The Outbreaks report finds that Mississippi's ability to prevent and control infectious disease outbreaks is hampered by outdated systems and limited resources.  Rich Hamburg, Deputy Director at Trust for Americas Health, co-author of the study explains some of the factors that make the state so vulnerable.

" One of them is related to whether or not public health funding went up or down. Several are related to vaccination rates. You know we have one on HPV. There's an indicator on whether or not a state mandates that healthcare facilities in their state report healthcare related infections and Mississippi does not do that.  And that's an area where one in 20 patients are contracting healthcare related infections."

He says the report also shows additional concerns.

"Three of them on surge capacities, whether public health laboratories can respond to a major outbreak. And the last one is whether or not the state covers routine HIV screening under their Medicaid program and for that one Mississippi did not get a point."

While there is plenty of room for improvement, State Epidemiologist, Thomas  Dobbs says Mississippi is already close to making measurable progress on a number of issues including healthcare associated infection reporting.

"We're working on accomplishing that within the next month so that would be a pretty easy next target. We're relatively close on our Pertussis vaccination. We're in the mid 80's and 90 percent is the target and I think that we can hopefully get there next year.

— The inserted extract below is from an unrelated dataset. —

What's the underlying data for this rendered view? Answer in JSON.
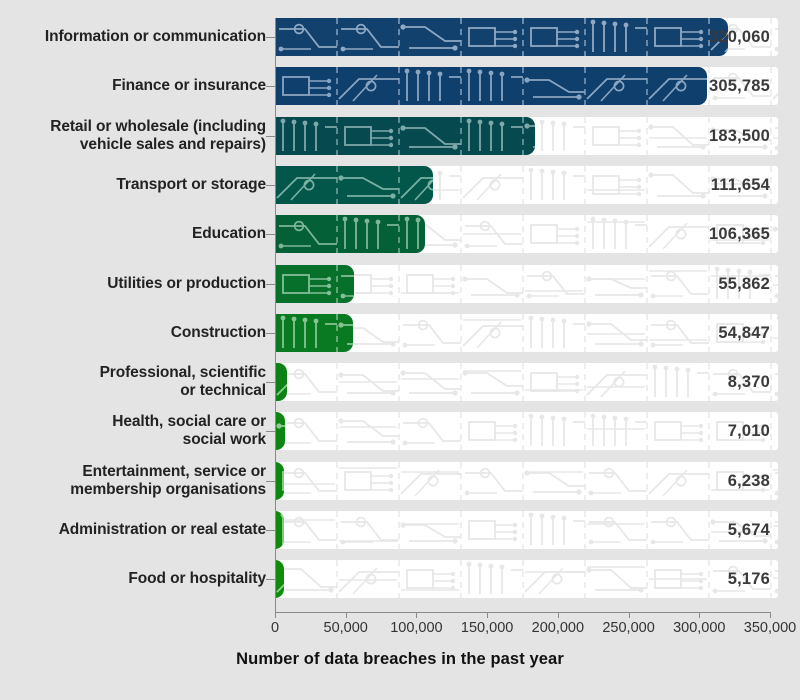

Something easy as getting Medicaid to offer testing for HIV that's actually going to be part of the Affordable Care Act provisions too so I think that's one that we'll be able to hit as well.

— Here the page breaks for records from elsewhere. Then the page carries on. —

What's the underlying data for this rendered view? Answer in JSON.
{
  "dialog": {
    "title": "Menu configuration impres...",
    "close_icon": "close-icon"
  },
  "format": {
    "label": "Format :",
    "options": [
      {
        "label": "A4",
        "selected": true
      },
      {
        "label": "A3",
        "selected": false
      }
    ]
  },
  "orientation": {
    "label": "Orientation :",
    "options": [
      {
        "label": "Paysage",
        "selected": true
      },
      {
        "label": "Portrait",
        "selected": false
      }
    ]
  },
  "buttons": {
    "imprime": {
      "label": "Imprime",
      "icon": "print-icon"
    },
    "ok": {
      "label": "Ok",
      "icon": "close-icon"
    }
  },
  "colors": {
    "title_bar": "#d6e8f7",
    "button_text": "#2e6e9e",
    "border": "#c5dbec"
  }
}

Mississippi scored four out 10 on key policy indicators that protect its citizens against infectious disease threats. Lawayne Childrey, MPB News.